Work instruction:
All lines in the entries below that hold "withdrawal" make up the answer.
Segment Start: Listed records
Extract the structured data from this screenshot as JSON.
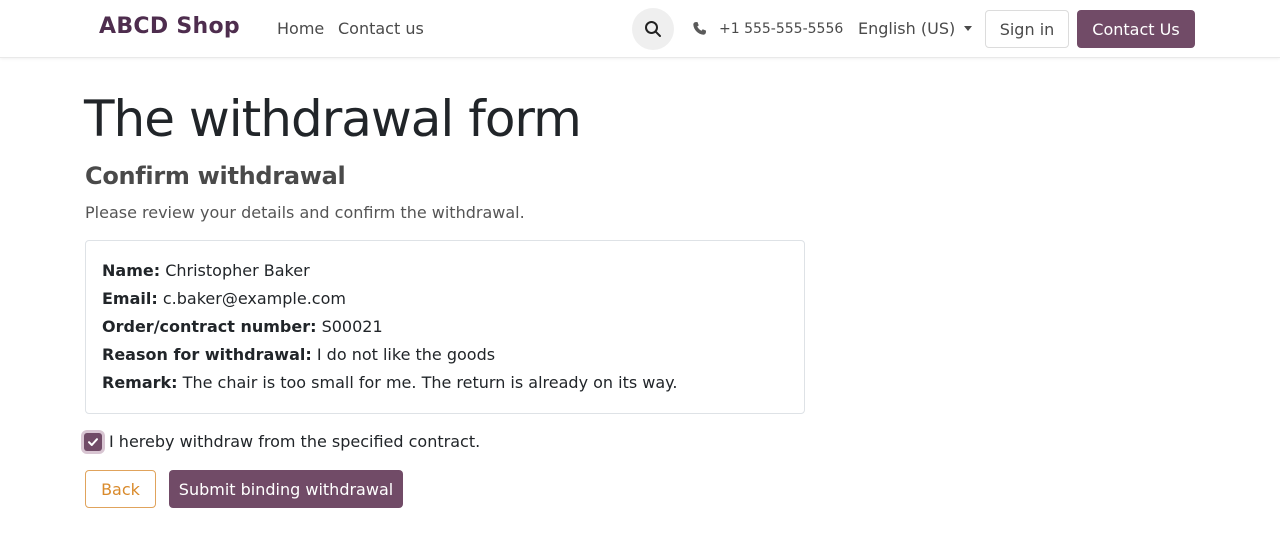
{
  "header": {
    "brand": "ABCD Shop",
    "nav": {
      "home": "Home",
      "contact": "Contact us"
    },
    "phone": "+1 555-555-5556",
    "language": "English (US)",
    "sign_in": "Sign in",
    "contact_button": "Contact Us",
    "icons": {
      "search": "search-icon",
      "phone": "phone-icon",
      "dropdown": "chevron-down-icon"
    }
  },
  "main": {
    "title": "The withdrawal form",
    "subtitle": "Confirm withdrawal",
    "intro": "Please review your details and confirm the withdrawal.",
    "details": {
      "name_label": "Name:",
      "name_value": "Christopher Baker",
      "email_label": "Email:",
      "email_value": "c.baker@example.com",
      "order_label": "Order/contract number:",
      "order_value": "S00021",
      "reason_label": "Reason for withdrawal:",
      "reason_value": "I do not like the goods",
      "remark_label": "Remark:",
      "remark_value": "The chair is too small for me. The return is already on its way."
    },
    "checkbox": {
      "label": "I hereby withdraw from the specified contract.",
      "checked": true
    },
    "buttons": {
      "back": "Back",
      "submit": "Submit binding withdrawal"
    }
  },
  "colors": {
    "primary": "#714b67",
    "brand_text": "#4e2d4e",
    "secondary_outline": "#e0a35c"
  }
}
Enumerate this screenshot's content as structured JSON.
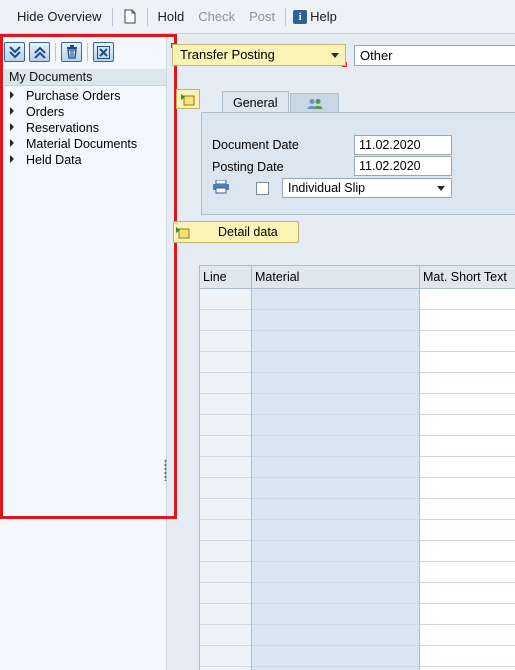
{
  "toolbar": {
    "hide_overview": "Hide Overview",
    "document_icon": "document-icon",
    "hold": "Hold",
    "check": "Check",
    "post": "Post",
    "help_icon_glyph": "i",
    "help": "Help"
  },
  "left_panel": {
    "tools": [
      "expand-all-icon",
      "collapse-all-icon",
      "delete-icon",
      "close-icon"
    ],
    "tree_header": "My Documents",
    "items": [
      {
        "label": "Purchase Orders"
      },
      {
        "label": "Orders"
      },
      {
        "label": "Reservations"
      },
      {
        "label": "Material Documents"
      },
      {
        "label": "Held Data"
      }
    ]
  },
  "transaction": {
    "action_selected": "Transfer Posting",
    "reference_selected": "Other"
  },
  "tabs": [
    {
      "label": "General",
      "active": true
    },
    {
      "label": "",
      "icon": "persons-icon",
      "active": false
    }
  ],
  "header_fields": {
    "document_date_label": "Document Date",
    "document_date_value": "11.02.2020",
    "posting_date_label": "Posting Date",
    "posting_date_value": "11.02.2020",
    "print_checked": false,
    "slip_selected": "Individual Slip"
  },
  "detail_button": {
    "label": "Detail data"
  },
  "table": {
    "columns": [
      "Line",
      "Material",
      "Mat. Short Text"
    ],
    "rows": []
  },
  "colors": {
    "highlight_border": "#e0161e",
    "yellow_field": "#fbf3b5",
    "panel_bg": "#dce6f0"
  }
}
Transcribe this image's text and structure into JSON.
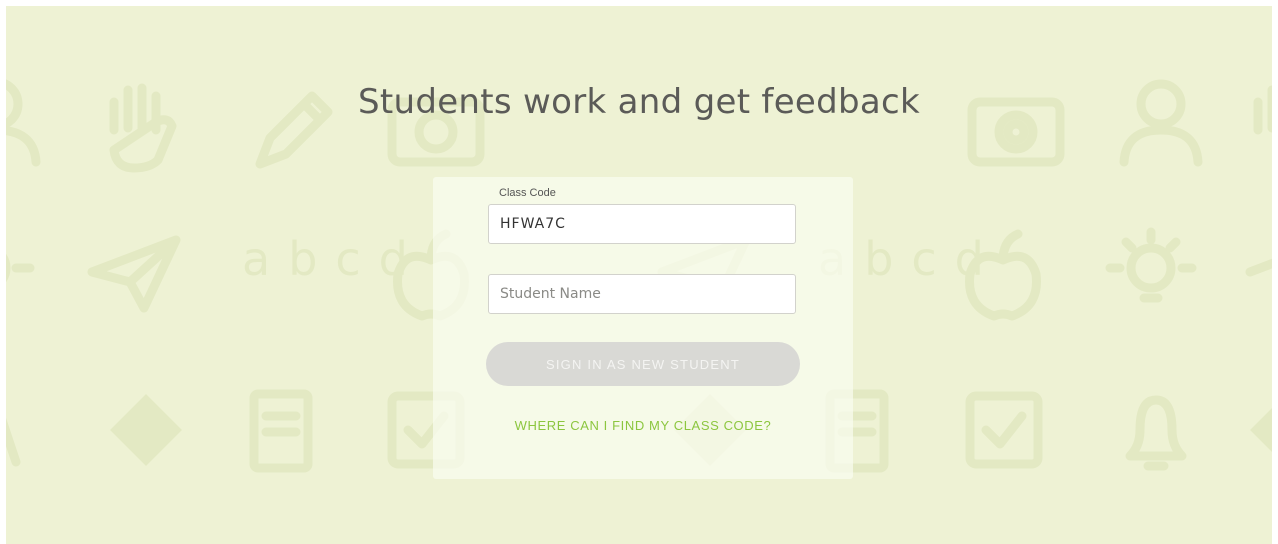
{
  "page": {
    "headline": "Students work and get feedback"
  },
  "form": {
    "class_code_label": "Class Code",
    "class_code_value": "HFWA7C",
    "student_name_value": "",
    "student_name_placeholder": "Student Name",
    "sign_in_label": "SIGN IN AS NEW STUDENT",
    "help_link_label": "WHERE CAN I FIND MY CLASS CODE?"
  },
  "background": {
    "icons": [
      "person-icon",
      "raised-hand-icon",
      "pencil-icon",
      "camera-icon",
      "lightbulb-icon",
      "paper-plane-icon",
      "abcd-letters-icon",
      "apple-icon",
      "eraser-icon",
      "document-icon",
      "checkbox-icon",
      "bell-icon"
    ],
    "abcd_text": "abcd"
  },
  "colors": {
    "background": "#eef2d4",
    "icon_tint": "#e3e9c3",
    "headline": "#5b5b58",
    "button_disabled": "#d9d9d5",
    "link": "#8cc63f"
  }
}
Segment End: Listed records
Result below:
    "title": "The withdrawal form",
    "subtitle": "Confirm withdrawal",
    "intro": "Please review your details and confirm the withdrawal.",
      "reason_label": "Reason for withdrawal:",
      "submit": "Submit binding withdrawal"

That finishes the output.